According to the report on 21 October, 297,509 Covid-19 patients have recovered from the virus, and 12,857 patients who underwent intensive care have died from a total of 373,109 cases. Indonesia’s capital city, Jakarta recorded the most cases with a total of 97,217 cases with East Java and Central Java following. On the other hand, Jakarta’s Covid-19 fatality is the second largest with 2,089 casualties after East Java which reported 3,606 people who didn’t survive the contagious disease.

With a total of 62,743 active cases, the Indonesian Medical Association stated that homegrown health personnel and experts have been learning about the virus for about 6 months during the crisis which allows medical workers including doctors and nurses to discover the most effective medical treatment. This is also shown by the progress among members of health institutions around the world in handling the Covid-19 patients who need intensive care in the hospital, Reuters reported.

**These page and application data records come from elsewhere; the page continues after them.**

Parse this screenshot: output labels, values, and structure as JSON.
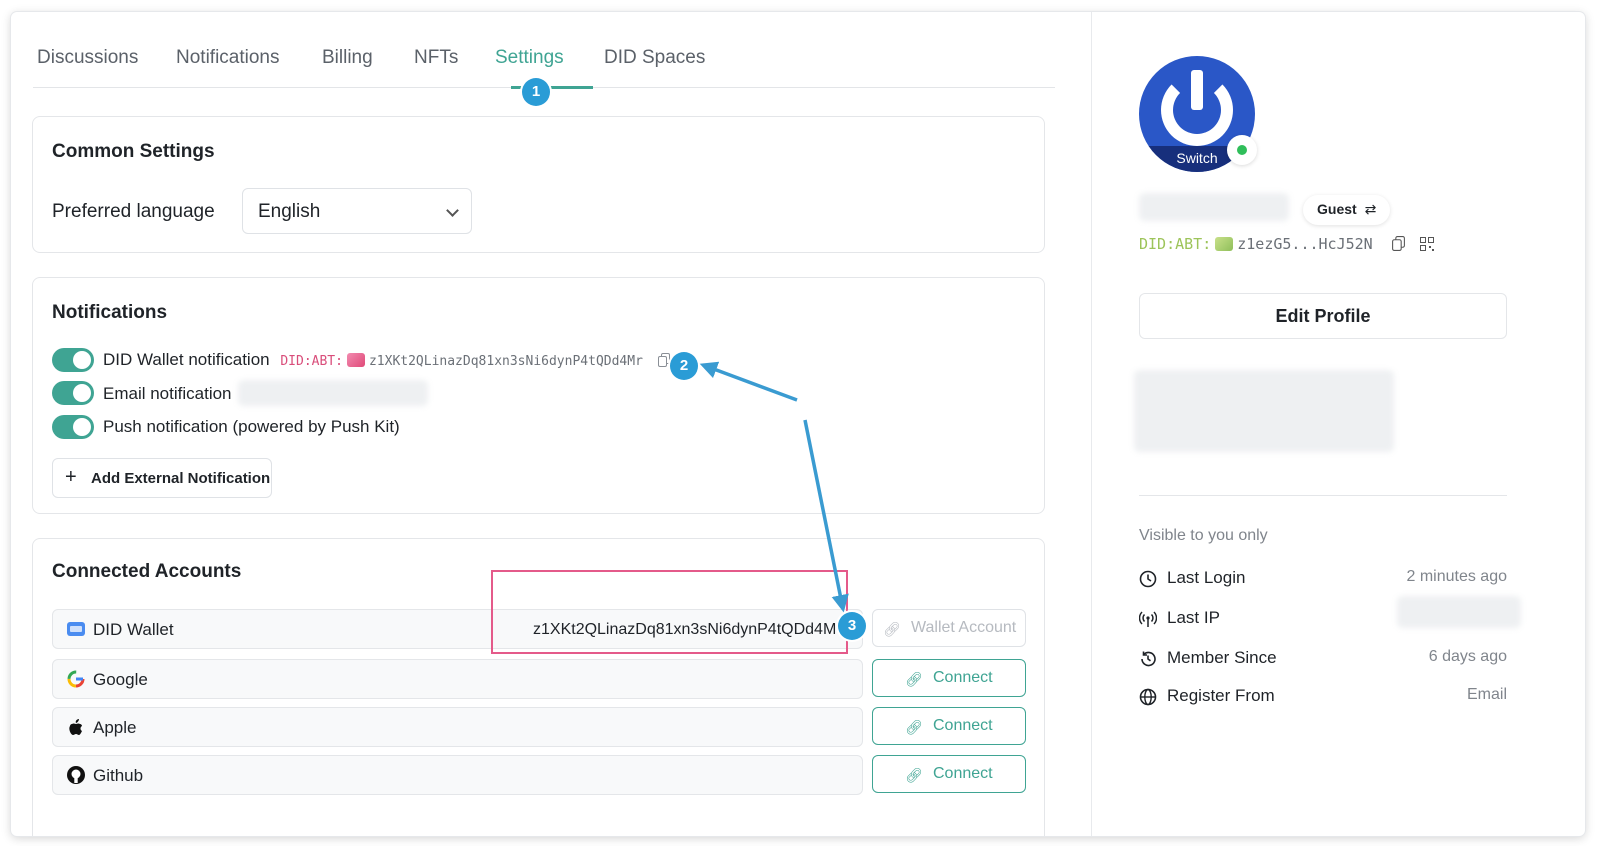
{
  "tabs": [
    {
      "label": "Discussions"
    },
    {
      "label": "Notifications"
    },
    {
      "label": "Billing"
    },
    {
      "label": "NFTs"
    },
    {
      "label": "Settings",
      "active": true
    },
    {
      "label": "DID Spaces"
    }
  ],
  "annotations": {
    "b1": "1",
    "b2": "2",
    "b3": "3"
  },
  "common": {
    "title": "Common Settings",
    "language_label": "Preferred language",
    "language_value": "English"
  },
  "notifications": {
    "title": "Notifications",
    "wallet_label": "DID Wallet notification",
    "wallet_did_prefix": "DID:ABT:",
    "wallet_did": "z1XKt2QLinazDq81xn3sNi6dynP4tQDd4Mr",
    "email_label": "Email notification",
    "push_label": "Push notification (powered by Push Kit)",
    "add_label": "Add External Notification"
  },
  "accounts": {
    "title": "Connected Accounts",
    "rows": [
      {
        "name": "DID Wallet",
        "value": "z1XKt2QLinazDq81xn3sNi6dynP4tQDd4M",
        "button": "Wallet Account"
      },
      {
        "name": "Google",
        "button": "Connect"
      },
      {
        "name": "Apple",
        "button": "Connect"
      },
      {
        "name": "Github",
        "button": "Connect"
      }
    ]
  },
  "profile": {
    "avatar_switch": "Switch",
    "role": "Guest",
    "role_icon": "swap-icon",
    "did_prefix": "DID:ABT:",
    "did_short": "z1ezG5...HcJ52N",
    "edit_label": "Edit Profile",
    "visible_note": "Visible to you only",
    "info": [
      {
        "icon": "clock-icon",
        "label": "Last Login",
        "value": "2 minutes ago"
      },
      {
        "icon": "signal-icon",
        "label": "Last IP",
        "value": ""
      },
      {
        "icon": "history-icon",
        "label": "Member Since",
        "value": "6 days ago"
      },
      {
        "icon": "globe-icon",
        "label": "Register From",
        "value": "Email"
      }
    ]
  },
  "colors": {
    "accent": "#3fa493",
    "badge": "#2a9cd6",
    "highlight": "#e45a8a"
  }
}
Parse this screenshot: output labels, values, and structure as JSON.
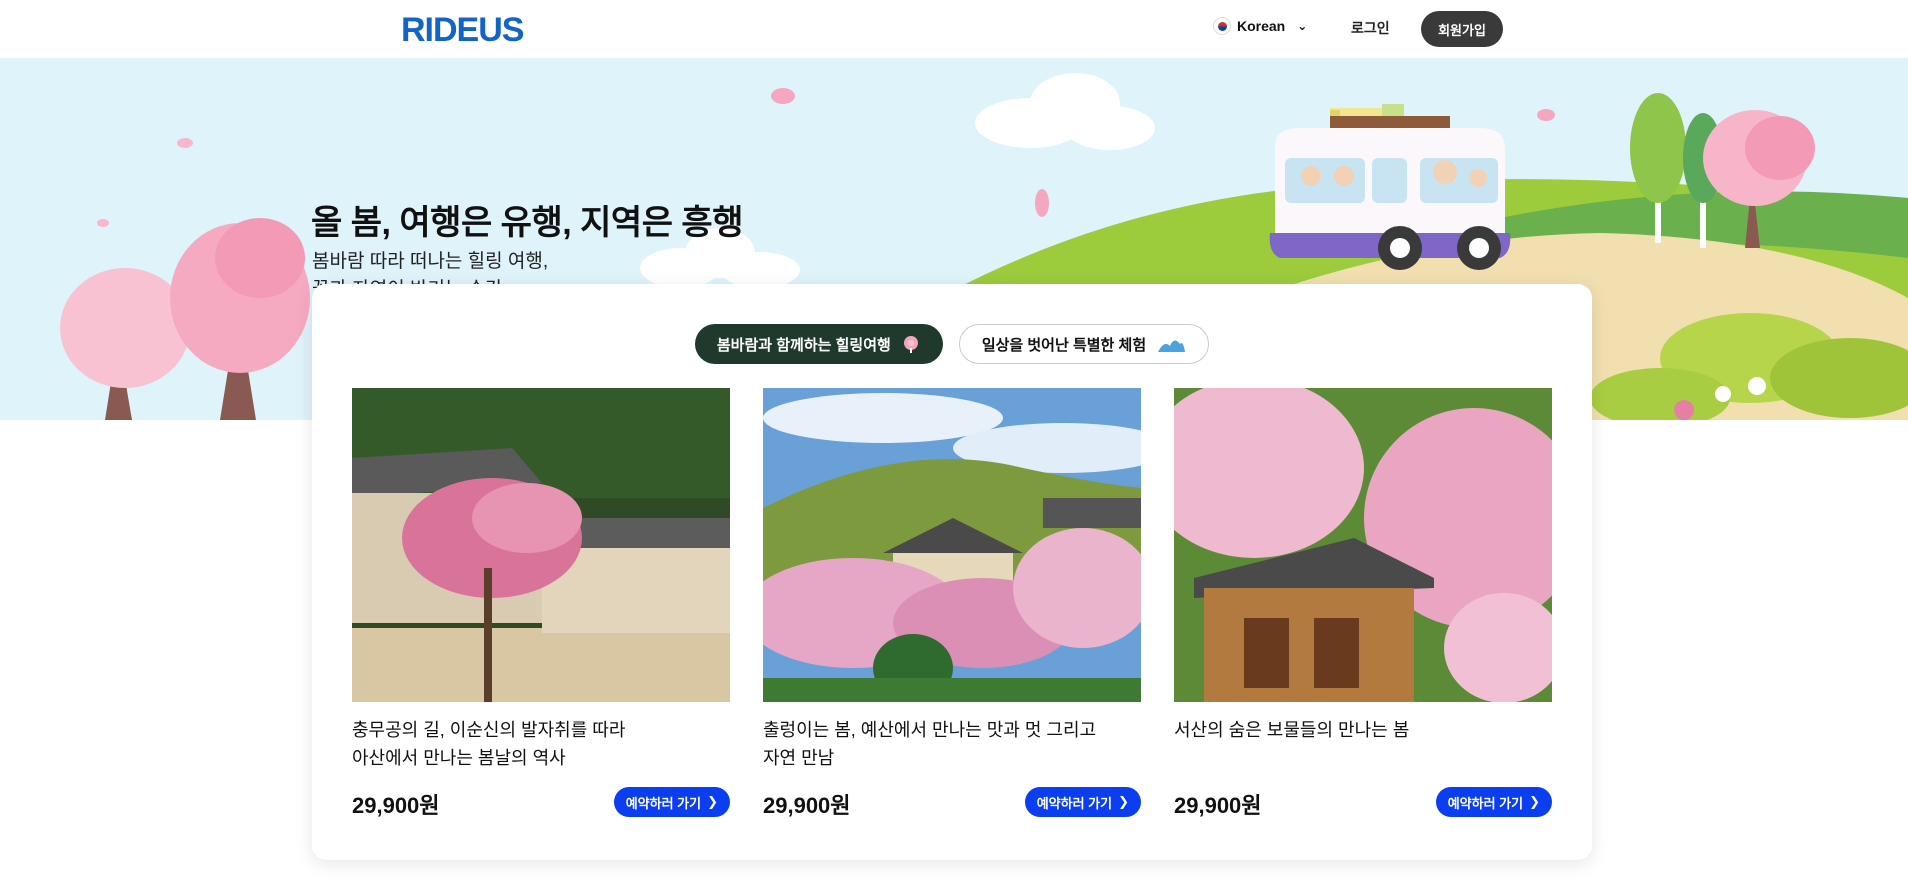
{
  "header": {
    "logo": "RIDEUS",
    "language": "Korean",
    "login_label": "로그인",
    "signup_label": "회원가입"
  },
  "hero": {
    "headline": "올 봄, 여행은 유행, 지역은 흥행",
    "subline_1": "봄바람 따라 떠나는 힐링 여행,",
    "subline_2": "꽃과 자연이 반기는 순간"
  },
  "tabs": [
    {
      "label": "봄바람과 함께하는 힐링여행",
      "icon": "cherry-blossom-icon",
      "active": true
    },
    {
      "label": "일상을 벗어난 특별한 체험",
      "icon": "wave-icon",
      "active": false
    }
  ],
  "products": [
    {
      "title_line_1": "충무공의 길, 이순신의 발자취를 따라",
      "title_line_2": "아산에서 만나는 봄날의 역사",
      "price": "29,900원",
      "button_label": "예약하러 가기"
    },
    {
      "title_line_1": "출렁이는 봄, 예산에서 만나는 맛과 멋 그리고",
      "title_line_2": "자연 만남",
      "price": "29,900원",
      "button_label": "예약하러 가기"
    },
    {
      "title_line_1": "서산의 숨은 보물들의 만나는 봄",
      "title_line_2": "",
      "price": "29,900원",
      "button_label": "예약하러 가기"
    }
  ],
  "colors": {
    "brand": "#1464c8",
    "book_button": "#0a3ef0",
    "active_tab": "#1f3a2d",
    "banner_sky": "#dff3fa"
  }
}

Civil Disobedience in the Midst of Crisis

In the age of pandemic, social uprisings have also become newsmakers in 2020 and the protest against Omnibus law in Indonesia is high among other social movements highlighted in 2020. The ongoing march against racism in the United States, the grassroots movement for democracy in Thailand as well as the recent news about civil disobedience against the totalitarian government in Nigeria are something that global citizens are increasingly aware of. Police brutality has also been a recurring discussion especially to reform and adjust the way governments respond when handling protests that include violations of human rights.

Experts analyses that the current situation of rising civil obedience in Indonesia is linked to increased anxiety as people have forced to lock themselves at home for longer periods of time, creating stress and uncertainty. This is exacerbated by the struggles experienced by many due to a plunging economy which has made a large number of people lose their jobs. A recent report released on The Conversation shows that 2,3 million of Indonesian people are now unemployed as businesses cut a part of their workers in order to survive the pandemic.

As communities are becoming awakened to some rigged systems and clearly identified social problems they feel it's their civic duty to keep an eye on the government, epidemiologists and medical experts are warning thems to obey the health protocol for public safety and avoid another surge of transmissions that could bring on an even greater struggle to handle the Covid-19 pandemic.

The spokesperson for Indonesia Covid-19 Task Force Wiku Adisasmito reminds the public to protect themselves while voicing their rights as citizens during demonstrations against Omnibus Law. “It’s for the sake of public safety and we need to protect each other and be disciplined. We must be aware of this disease while people do their civic duty for a democracy. Keep wearing masks and maintaining social distancing,” Adisasmito said at a virtual conference.

The Indonesian Medical Association also speaks up in the correspondence on the current social movements, warning the public to enforce health protocols and asking the government to facilitate decent protection during the protests by having a team of task force members who stands by to help if any emergency occurs at the protests.

“We have seen that some people got infected by the virus after the Covid-19 task force tested people in the first week of protests. We are worried if social movements like this will cause the emergence of new clusters of transmission that require us to have a longer recovery. We must stay cautious,” said Subaidi Djoerban, a Chief of Covid-19 Satgas from PB Indonesian Medical Association (IDI).

Thomas A. Russo,  a specialist doctor from Jacobs School of Medicine and Biomedical Science, University at Buffalo, New York and George Benjamin, Executive Director of American Public Health Association urges people to utilise social media as a platform to drive democratic movements instead of going on the streets taking a risk in contracting the disease.